30 110 () - 78-1
for contract fulfillment. A bidder must have full, complete and unrestricted control of the necessary equipment. A · bill of sale or a purchase order may evidence definite commitments for equipment. The general requirements with respect to a bill of sale or purchase order are that it be dated and signed by the bidder, specifically identifying and describing the equipment and the terms of payment for the equipment purchased or to be purchased, and containing the date by which the vendor delivered or is required to deliver the equipment.
(B) The vendor must provide written evidence of acceptance, such as a bill or invoice, acknowledging receipt of the purchase order, as written, and setting forth the terms of payment in accordance with prevailing business practice. Such documentation is normally associated with the consummation of a sale in the usual conduct of business transactions.
(C) Letters of intent for space and equipment or vendor quotations or offers to sell or lease space or equipment, or affidavit that a sale or conveyance has occurred, do not constitute legally binding contractual agreements or definite commitments.
(iii) The best evidence of available personnel is the presence on the payroll of the manufacturing employees necessary to fulfill the contract. How. ever, affirmative evidence which the bidder submits showing what prior arrangements and definite commitments it has made to hire its own manufacturing personnel will be considered.
(d) A bidder's mere representation or affirmation that he is a qualified manufacturer or has fulfilled the above applicable conditions is insufficient. Evidence must be presented to the contracting agency which shows that these conditions are, in fact, met prior to any award of a contract subject to the Act. If it is discovered after an award that the bidder did not act in good faith by actually fulfilling these acquisition requirements, such contract award shall, in accordance with $ 50-201.101(a)(3)(i)(A) immediately upon such discovery, be subject to termination by the contracting officer.
(e) The plain language of the Act and regulations makes it clear that covered contracts are to be awarded only to contractors who are currently capable of manufacturing on their premises the goods called for under the contract or who, if newly entering into manufacturing, have made binding commitments before award to enable them to produce such goods as discussed above. Thus, a bidder's arrangements to use, rent, or share the equipment, personnel, or space of another legal entity on a time and material or “as needed” basis do not constitute the making of all necessary prior arrangements definite commitments, (See “In re Metalcraft Mfg. Sale Corp.”, 15 WH Cases 557, 566 (1962).) The Department has consistently held that the availability of the manufacturing and producing establishments of others does not qualify the contractor as a manufacturer as the term is defined herein. See, for example, "In re Electric Ventilating Corp.”, 13 WH Cases 220, “In re Dimensional Displays”, 12 WH Cases 847, and “In re Paramount Industries, Inc.", 11 WH Cases 721.
(f) Every bidder must qualify in its own right as a manufacturer under the Act. Therefore, all evidence documenting a bidder's eligibility must be in the name of the bidder.
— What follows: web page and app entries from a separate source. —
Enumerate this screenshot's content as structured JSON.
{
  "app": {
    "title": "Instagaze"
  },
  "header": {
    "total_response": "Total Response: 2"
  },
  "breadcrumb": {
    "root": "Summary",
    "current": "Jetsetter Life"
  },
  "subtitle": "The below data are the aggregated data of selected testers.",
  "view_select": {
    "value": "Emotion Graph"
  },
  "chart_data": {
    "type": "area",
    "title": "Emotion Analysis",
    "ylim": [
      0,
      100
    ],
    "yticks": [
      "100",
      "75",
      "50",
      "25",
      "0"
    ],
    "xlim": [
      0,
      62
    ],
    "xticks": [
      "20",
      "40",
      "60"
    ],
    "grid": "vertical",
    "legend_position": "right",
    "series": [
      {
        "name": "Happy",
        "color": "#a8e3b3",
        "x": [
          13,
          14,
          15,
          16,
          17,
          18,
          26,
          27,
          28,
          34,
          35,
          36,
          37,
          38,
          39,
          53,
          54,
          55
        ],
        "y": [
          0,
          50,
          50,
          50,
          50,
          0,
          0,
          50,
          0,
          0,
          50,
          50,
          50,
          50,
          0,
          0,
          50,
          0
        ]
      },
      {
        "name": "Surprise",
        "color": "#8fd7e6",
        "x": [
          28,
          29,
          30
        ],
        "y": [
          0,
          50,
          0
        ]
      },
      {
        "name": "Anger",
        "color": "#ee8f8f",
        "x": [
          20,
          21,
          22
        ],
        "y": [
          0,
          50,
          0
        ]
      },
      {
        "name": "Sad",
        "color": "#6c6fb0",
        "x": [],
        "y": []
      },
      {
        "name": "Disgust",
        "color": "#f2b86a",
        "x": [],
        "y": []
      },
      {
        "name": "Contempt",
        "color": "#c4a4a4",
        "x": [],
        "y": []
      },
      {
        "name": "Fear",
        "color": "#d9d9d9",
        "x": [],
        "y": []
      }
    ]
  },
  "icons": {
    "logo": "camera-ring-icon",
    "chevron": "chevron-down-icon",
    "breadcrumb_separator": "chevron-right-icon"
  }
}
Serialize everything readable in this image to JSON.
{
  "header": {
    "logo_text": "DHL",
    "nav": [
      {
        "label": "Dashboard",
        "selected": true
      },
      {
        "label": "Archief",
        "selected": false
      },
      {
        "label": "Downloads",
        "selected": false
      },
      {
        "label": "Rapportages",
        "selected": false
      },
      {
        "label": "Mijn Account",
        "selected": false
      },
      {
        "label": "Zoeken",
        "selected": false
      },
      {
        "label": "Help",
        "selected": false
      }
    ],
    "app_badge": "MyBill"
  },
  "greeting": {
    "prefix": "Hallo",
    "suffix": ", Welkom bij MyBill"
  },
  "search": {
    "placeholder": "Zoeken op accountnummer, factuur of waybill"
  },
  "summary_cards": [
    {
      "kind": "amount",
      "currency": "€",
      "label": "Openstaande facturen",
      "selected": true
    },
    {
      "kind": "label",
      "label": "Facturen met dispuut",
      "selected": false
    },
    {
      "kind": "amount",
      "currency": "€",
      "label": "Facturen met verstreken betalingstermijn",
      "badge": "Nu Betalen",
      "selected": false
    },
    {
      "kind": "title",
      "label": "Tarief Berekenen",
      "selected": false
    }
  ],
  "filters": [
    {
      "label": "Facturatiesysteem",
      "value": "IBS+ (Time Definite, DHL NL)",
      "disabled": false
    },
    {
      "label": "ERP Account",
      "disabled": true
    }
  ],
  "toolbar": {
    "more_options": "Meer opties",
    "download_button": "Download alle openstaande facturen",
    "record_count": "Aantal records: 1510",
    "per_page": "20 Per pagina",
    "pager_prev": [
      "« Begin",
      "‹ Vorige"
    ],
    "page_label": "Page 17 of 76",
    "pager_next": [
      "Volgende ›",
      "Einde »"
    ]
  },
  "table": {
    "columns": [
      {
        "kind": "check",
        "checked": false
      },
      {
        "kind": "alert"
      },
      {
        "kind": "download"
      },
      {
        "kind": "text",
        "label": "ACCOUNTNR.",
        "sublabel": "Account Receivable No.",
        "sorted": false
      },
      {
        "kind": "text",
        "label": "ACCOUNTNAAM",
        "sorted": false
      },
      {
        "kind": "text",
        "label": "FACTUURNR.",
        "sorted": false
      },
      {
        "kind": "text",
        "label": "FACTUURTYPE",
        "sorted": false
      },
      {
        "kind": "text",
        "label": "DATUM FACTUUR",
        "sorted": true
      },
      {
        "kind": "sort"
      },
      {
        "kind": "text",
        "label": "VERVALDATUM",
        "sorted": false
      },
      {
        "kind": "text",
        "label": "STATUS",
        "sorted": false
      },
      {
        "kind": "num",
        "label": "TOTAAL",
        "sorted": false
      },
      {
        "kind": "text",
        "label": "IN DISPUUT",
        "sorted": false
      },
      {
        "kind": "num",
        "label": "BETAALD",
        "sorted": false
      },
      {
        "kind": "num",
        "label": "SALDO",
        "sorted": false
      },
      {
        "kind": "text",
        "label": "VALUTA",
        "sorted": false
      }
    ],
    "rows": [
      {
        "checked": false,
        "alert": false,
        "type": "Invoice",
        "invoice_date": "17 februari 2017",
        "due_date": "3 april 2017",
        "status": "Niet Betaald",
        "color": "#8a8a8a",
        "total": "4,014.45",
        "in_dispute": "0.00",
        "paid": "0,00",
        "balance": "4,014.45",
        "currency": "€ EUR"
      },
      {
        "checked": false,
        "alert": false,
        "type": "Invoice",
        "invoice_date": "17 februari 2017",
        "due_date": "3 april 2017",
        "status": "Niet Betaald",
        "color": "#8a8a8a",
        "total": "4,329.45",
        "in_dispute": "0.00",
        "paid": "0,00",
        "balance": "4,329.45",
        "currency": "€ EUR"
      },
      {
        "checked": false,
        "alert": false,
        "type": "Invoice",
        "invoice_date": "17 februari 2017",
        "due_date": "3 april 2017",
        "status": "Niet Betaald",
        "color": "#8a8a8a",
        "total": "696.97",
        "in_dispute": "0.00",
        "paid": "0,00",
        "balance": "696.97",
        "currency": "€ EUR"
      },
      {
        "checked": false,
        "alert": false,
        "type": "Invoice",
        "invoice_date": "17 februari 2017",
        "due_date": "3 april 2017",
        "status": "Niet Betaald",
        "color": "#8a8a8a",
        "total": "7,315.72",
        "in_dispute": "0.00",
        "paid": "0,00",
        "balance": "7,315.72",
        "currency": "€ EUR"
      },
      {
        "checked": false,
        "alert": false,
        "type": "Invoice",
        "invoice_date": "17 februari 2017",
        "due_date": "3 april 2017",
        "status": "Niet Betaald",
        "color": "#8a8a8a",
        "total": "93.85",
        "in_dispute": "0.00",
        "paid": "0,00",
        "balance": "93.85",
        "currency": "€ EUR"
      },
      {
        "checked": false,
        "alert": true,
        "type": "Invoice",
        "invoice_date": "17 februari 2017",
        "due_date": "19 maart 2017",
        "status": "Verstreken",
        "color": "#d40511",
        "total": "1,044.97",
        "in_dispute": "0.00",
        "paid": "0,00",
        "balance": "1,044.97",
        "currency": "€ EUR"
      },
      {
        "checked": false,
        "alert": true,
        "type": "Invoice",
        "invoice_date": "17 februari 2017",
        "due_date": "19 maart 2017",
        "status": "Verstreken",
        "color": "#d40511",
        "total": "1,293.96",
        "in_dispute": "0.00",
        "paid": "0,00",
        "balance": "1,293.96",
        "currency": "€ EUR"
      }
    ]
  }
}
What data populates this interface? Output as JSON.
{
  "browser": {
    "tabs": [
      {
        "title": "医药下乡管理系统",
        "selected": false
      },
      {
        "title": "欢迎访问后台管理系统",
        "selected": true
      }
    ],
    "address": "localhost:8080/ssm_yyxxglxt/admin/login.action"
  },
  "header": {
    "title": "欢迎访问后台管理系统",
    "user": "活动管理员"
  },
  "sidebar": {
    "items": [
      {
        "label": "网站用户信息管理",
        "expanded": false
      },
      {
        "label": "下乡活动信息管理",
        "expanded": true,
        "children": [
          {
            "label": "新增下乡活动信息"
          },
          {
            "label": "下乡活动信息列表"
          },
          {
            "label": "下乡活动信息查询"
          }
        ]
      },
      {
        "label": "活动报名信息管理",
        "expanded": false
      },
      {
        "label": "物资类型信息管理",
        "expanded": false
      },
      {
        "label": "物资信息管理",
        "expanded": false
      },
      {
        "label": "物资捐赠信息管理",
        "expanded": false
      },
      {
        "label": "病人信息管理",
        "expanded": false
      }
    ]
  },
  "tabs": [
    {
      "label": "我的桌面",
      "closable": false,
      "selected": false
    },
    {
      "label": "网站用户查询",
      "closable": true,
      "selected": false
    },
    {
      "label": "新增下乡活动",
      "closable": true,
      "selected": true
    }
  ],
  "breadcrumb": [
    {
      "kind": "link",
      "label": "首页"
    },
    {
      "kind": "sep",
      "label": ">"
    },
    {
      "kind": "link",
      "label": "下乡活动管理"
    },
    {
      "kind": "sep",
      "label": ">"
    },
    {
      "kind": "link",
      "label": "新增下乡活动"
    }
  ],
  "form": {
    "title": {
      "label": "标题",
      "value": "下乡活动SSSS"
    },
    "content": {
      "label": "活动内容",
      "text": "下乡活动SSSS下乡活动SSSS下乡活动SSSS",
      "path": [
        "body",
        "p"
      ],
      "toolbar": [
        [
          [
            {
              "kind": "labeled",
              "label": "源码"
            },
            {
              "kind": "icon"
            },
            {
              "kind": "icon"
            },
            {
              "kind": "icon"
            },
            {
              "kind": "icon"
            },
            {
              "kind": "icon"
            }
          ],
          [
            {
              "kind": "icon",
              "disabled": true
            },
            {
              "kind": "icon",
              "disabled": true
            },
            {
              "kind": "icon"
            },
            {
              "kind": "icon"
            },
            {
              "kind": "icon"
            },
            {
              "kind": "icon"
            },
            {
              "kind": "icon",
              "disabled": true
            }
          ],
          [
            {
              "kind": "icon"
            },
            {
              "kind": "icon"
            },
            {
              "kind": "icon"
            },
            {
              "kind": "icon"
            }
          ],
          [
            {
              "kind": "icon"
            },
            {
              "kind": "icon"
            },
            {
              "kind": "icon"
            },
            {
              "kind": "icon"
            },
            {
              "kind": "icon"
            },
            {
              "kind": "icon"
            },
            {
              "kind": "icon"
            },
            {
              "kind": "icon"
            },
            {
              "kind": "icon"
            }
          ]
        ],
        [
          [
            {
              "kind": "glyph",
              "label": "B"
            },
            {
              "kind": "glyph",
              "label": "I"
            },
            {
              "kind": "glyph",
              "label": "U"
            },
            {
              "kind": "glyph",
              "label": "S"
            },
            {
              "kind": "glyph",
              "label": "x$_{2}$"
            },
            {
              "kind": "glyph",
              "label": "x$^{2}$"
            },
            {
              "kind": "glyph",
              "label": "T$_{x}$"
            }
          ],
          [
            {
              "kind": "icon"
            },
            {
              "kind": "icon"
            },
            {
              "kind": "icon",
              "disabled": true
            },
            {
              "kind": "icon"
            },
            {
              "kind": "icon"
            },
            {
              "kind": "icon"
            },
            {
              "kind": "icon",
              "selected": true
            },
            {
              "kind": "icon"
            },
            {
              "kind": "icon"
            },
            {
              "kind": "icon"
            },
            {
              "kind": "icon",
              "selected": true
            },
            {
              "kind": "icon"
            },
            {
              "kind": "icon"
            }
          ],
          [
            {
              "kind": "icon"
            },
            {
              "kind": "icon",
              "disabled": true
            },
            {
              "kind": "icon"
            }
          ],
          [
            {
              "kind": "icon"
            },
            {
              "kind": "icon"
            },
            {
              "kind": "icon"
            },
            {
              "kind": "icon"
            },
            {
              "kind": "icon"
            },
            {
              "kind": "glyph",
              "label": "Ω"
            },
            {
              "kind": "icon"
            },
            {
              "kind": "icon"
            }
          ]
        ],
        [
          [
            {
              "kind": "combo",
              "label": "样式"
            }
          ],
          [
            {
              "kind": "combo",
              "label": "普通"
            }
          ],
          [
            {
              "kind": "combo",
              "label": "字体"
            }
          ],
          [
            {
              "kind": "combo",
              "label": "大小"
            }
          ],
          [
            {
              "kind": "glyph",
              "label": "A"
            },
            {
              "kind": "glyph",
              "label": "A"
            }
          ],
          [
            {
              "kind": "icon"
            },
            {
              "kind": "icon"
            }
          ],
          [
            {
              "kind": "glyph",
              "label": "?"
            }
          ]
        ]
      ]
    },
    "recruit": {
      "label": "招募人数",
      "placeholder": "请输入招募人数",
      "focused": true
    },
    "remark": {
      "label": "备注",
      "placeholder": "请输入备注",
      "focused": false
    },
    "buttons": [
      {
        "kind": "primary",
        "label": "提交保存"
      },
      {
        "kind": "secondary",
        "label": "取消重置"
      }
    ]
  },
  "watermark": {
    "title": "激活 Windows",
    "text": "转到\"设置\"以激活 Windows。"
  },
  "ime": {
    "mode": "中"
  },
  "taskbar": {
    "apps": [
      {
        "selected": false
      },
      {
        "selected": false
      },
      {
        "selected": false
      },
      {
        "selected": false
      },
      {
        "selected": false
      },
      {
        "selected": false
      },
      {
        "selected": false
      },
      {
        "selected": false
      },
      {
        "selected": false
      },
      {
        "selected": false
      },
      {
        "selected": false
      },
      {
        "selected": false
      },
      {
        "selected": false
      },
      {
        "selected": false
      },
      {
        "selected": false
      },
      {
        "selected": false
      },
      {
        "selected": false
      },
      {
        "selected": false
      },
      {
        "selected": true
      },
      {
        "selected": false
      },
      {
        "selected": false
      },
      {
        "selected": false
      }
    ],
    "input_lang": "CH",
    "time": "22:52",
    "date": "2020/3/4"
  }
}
Arrangements or proposals for subcontracting, or a bidder's affiliation or relation with another firm, even one having the same officers or ownership, are not definite commitments nor are they evidence of the bidder's own eligibility as a manufacturer, even though such affiliate or subcontractor might be a qualified manufacturer. The fact that one legal entity may qualify as a manufacturer does not confer such status upon another legal entity. (See Deci. sion of the Hearing Examiner, “In re Alden Industries, Inc.,” PC-551, March 16, 1954; “In re Alsco Commercial Furniture Co., Inc.,” PC-469, July 16, 1952.)
(g) A bidder's eligibility status on a previous Walsh-Healy contract or its performance as a subcontractor on Walsh-Healy contracts are not determinative evidence of the bidder's present eligibility as a manufacturer.